With hangers you use specially made nails that are shorter than normal but quite thick. The people that make the hangers specifically call them out for proper hanger performance.
 

DougA

Minister of Fire
Dec 13, 2012
1,938
S. ON
That's a very similar area I installed mine with the ground sloping at the back. Are you planning on stacking back to front or side to side? I chose side to side so that the stacks had full support on the ends and I could stack as high as I could reach. Now my problem is getting to the stacks at the back in the winter. The slope with snow made it difficult/impossible to get the trailer to the back of the shed.
 

webby3650

Master of Fire
Sep 2, 2008
10,189
Indiana
I won't need to get to the back of it. I'll load it from the front, I built it adjacent to the slab so I could work off of the concrete.
 

webby3650

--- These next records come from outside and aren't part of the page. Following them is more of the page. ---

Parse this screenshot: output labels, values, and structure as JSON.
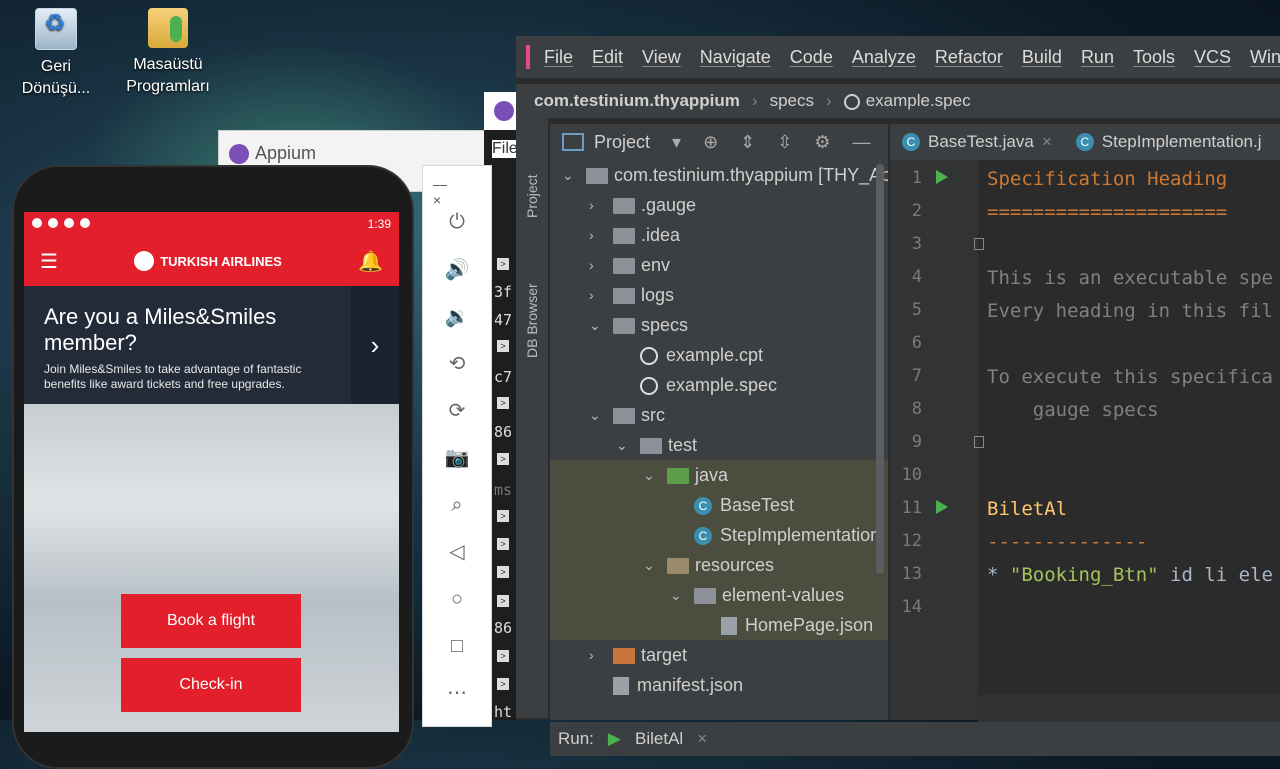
{
  "desktop": {
    "icons": [
      {
        "name": "Geri Dönüşü...",
        "icon": "recycle-bin-icon"
      },
      {
        "name": "Masaüstü Programları",
        "icon": "folder-icon"
      }
    ]
  },
  "appium_window": {
    "title": "Appium"
  },
  "terminal": {
    "file_menu": "File",
    "lines": [
      "3f",
      "47",
      "c7",
      "86",
      "ms",
      "86",
      "ht"
    ]
  },
  "phone": {
    "status_time": "1:39",
    "airline": "TURKISH AIRLINES",
    "banner_title": "Are you a Miles&Smiles member?",
    "banner_text": "Join Miles&Smiles to take advantage of fantastic benefits like award tickets and free upgrades.",
    "buttons": [
      "Book a flight",
      "Check-in"
    ]
  },
  "emulator_toolbar": {
    "minimize": "—",
    "close": "×",
    "buttons": [
      "power",
      "volume-up",
      "volume-down",
      "rotate-left",
      "rotate-right",
      "screenshot",
      "zoom",
      "back",
      "home",
      "overview",
      "more"
    ]
  },
  "ide": {
    "menu": [
      "File",
      "Edit",
      "View",
      "Navigate",
      "Code",
      "Analyze",
      "Refactor",
      "Build",
      "Run",
      "Tools",
      "VCS",
      "Win"
    ],
    "breadcrumb": {
      "project": "com.testinium.thyappium",
      "folder": "specs",
      "file": "example.spec"
    },
    "side_tabs": {
      "project": "Project",
      "db": "DB Browser"
    },
    "project_panel": {
      "header": "Project",
      "tree": [
        {
          "label": "com.testinium.thyappium [THY_Ap",
          "level": 0,
          "arrow": "open",
          "type": "module"
        },
        {
          "label": ".gauge",
          "level": 1,
          "arrow": "closed",
          "type": "folder"
        },
        {
          "label": ".idea",
          "level": 1,
          "arrow": "closed",
          "type": "folder"
        },
        {
          "label": "env",
          "level": 1,
          "arrow": "closed",
          "type": "folder"
        },
        {
          "label": "logs",
          "level": 1,
          "arrow": "closed",
          "type": "folder"
        },
        {
          "label": "specs",
          "level": 1,
          "arrow": "open",
          "type": "folder"
        },
        {
          "label": "example.cpt",
          "level": 2,
          "arrow": "none",
          "type": "gauge"
        },
        {
          "label": "example.spec",
          "level": 2,
          "arrow": "none",
          "type": "gauge"
        },
        {
          "label": "src",
          "level": 1,
          "arrow": "open",
          "type": "folder"
        },
        {
          "label": "test",
          "level": 2,
          "arrow": "open",
          "type": "folder"
        },
        {
          "label": "java",
          "level": 3,
          "arrow": "open",
          "type": "folder-green"
        },
        {
          "label": "BaseTest",
          "level": 4,
          "arrow": "none",
          "type": "class"
        },
        {
          "label": "StepImplementation",
          "level": 4,
          "arrow": "none",
          "type": "class"
        },
        {
          "label": "resources",
          "level": 3,
          "arrow": "open",
          "type": "folder-res"
        },
        {
          "label": "element-values",
          "level": 4,
          "arrow": "open",
          "type": "folder"
        },
        {
          "label": "HomePage.json",
          "level": 5,
          "arrow": "none",
          "type": "json"
        },
        {
          "label": "target",
          "level": 1,
          "arrow": "closed",
          "type": "folder-orange"
        },
        {
          "label": "manifest.json",
          "level": 1,
          "arrow": "none",
          "type": "json"
        }
      ]
    },
    "tabs": [
      {
        "label": "BaseTest.java",
        "close": "×"
      },
      {
        "label": "StepImplementation.j",
        "close": ""
      }
    ],
    "code_lines": [
      {
        "n": "1",
        "text": "Specification Heading",
        "style": "orange"
      },
      {
        "n": "2",
        "text": "=====================",
        "style": "orange"
      },
      {
        "n": "3",
        "text": "",
        "style": "norm"
      },
      {
        "n": "4",
        "text": "This is an executable spe",
        "style": "gray"
      },
      {
        "n": "5",
        "text": "Every heading in this fil",
        "style": "gray"
      },
      {
        "n": "6",
        "text": "",
        "style": "norm"
      },
      {
        "n": "7",
        "text": "To execute this specifica",
        "style": "gray"
      },
      {
        "n": "8",
        "text": "    gauge specs",
        "style": "gray"
      },
      {
        "n": "9",
        "text": "",
        "style": "norm"
      },
      {
        "n": "10",
        "text": "",
        "style": "norm"
      },
      {
        "n": "11",
        "text": "BiletAl",
        "style": "yellow"
      },
      {
        "n": "12",
        "text": "--------------",
        "style": "orange"
      },
      {
        "n": "13",
        "text": "* ",
        "style": "norm"
      },
      {
        "n": "14",
        "text": "",
        "style": "norm"
      }
    ],
    "line13": {
      "bullet": "* ",
      "string": "\"Booking_Btn\"",
      "rest": " id li ele"
    },
    "run_bar": {
      "label": "Run:",
      "config": "BiletAl",
      "close": "×"
    }
  }
}
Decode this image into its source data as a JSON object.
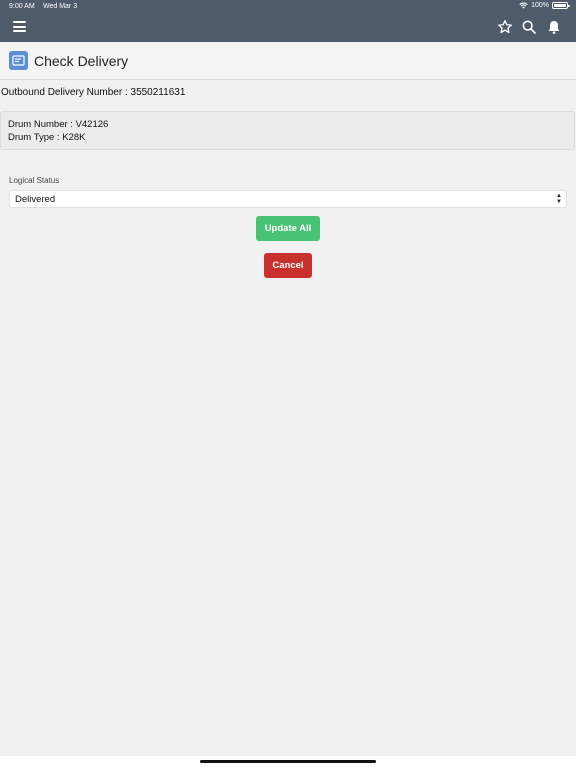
{
  "status_bar": {
    "time": "9:00 AM",
    "date": "Wed Mar 3",
    "battery": "100%"
  },
  "nav": {
    "icons": [
      "menu-icon",
      "star-icon",
      "search-icon",
      "bell-icon"
    ],
    "bg_color": "#4f5b6a"
  },
  "header": {
    "title": "Check Delivery",
    "icon_color": "#5a8fd6"
  },
  "delivery": {
    "outbound_label": "Outbound Delivery Number : 3550211631"
  },
  "drum": {
    "number_line": "Drum Number : V42126",
    "type_line": "Drum Type : K28K"
  },
  "form": {
    "logical_status_label": "Logical Status",
    "logical_status_value": "Delivered"
  },
  "buttons": {
    "update_all": "Update All",
    "cancel": "Cancel",
    "update_color": "#48c274",
    "cancel_color": "#c9302c"
  }
}
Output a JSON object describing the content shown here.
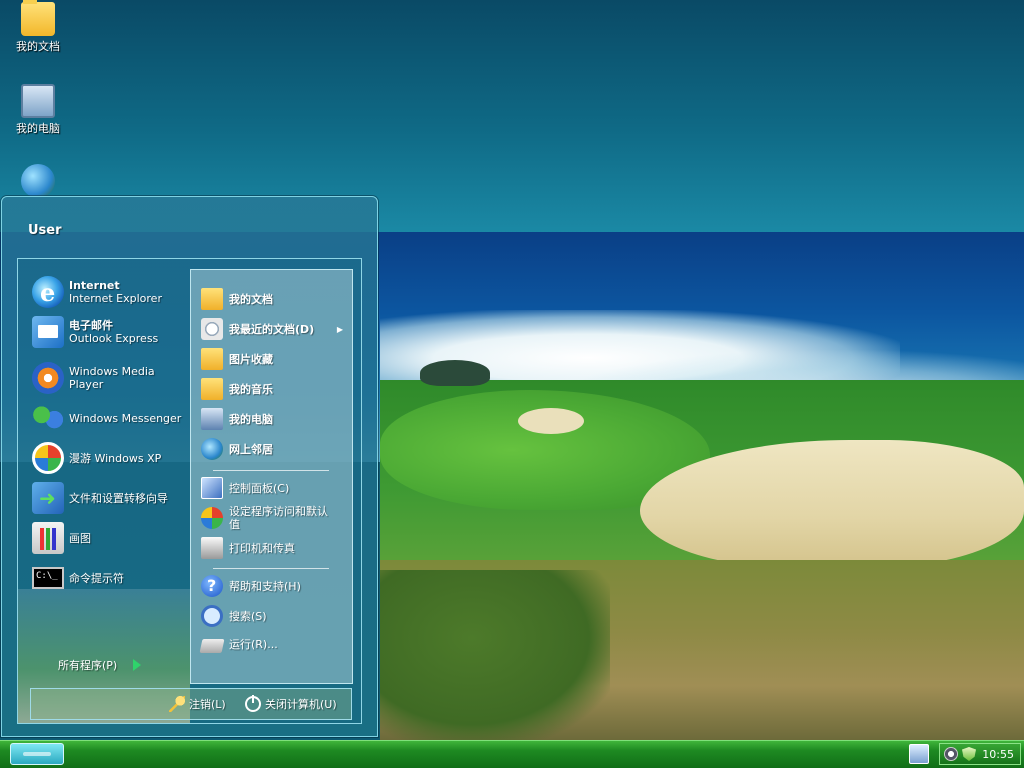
{
  "desktop": {
    "icons": [
      {
        "label": "我的文档",
        "icon": "folder-documents-icon"
      },
      {
        "label": "我的电脑",
        "icon": "computer-icon"
      },
      {
        "label": "",
        "icon": "network-globe-icon"
      }
    ]
  },
  "start_menu": {
    "user_name": "User",
    "pinned": [
      {
        "title": "Internet",
        "subtitle": "Internet Explorer",
        "icon": "ie-icon"
      },
      {
        "title": "电子邮件",
        "subtitle": "Outlook Express",
        "icon": "mail-icon"
      }
    ],
    "recent": [
      {
        "label": "Windows Media Player",
        "icon": "media-player-icon"
      },
      {
        "label": "Windows Messenger",
        "icon": "messenger-icon"
      },
      {
        "label": "漫游 Windows XP",
        "icon": "tour-icon"
      },
      {
        "label": "文件和设置转移向导",
        "icon": "migration-wizard-icon"
      },
      {
        "label": "画图",
        "icon": "paint-icon"
      },
      {
        "label": "命令提示符",
        "icon": "command-prompt-icon"
      }
    ],
    "all_programs_label": "所有程序(P)",
    "right_items": [
      {
        "label": "我的文档",
        "icon": "my-documents-icon"
      },
      {
        "label": "我最近的文档(D)",
        "icon": "recent-documents-icon",
        "submenu": "▶"
      },
      {
        "label": "图片收藏",
        "icon": "my-pictures-icon"
      },
      {
        "label": "我的音乐",
        "icon": "my-music-icon"
      },
      {
        "label": "我的电脑",
        "icon": "my-computer-icon"
      },
      {
        "label": "网上邻居",
        "icon": "network-places-icon"
      },
      {
        "label": "控制面板(C)",
        "icon": "control-panel-icon"
      },
      {
        "label": "设定程序访问和默认值",
        "icon": "program-defaults-icon"
      },
      {
        "label": "打印机和传真",
        "icon": "printer-icon"
      },
      {
        "label": "帮助和支持(H)",
        "icon": "help-icon"
      },
      {
        "label": "搜索(S)",
        "icon": "search-icon"
      },
      {
        "label": "运行(R)...",
        "icon": "run-icon"
      }
    ],
    "footer": {
      "logoff_label": "注销(L)",
      "shutdown_label": "关闭计算机(U)"
    }
  },
  "taskbar": {
    "clock": "10:55"
  }
}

Master of Fire
Sep 2, 2008
10,189
Indiana
With hangers you use specially made nails that are shorter than normal but quite thick. The people that make the hangers specifically call them out for proper hanger performance.
I'm very familiar with common building practices. Thanks
 

Longstreet

Feeling the Heat
Mar 14, 2014
310
Atlanta
I'm very familiar with common building practices. Thanks
I won't be putting green wood in it. I also won't be using any nails, on anything! I find it really hard to believe that nails would be any better. Either way, with the hangers I'll be good.
You may think you are familiar with common building practices, but science and structural engineering have proven time and time again that in applications where the fastener are subject to high sheer loads, like hanging joist, a nail is stronger. Will your hangers with screws work? Who knows, no one here has any specs on what you are using. I just don't see any reason to use a screw in an application with almost no pull out force but a high sheer load.

But yea, it looks like a nice shed overall, I hope it works out great for you, congrats!
 

webby3650

Master of Fire
Sep 2, 2008
10,189
Indiana
You may think you are familiar with common building practices, but science and structural engineering have proven time and time again that in applications where the fastener are subject to high sheer loads, like hanging joist, a nail is stronger. Will your hangers with screws work? Who knows, no one here has any specs on what you are using. I just don't see any reason to use a screw in an application with almost no pull out force but a high sheer load.

But yea, it looks like a nice shed overall, I hope it works out great for you, congrats!
I'm not posting here to ask for the ins and outs of fasteners. I am open to real world experience that ones have had with their wood sheds.
And I am very familiar with building practices. I've been in or around building trades my entire adult life.
 

Osagebndr

Minister of Fire
Feb 20, 2014
831
Central Indiana
I like the beam down the center for load bearing strength sounds like the ticket. If you don't want to have posts up thru the floor you could pour some 2'x2' pads and put a support from it to your beam. I looks good tho ==c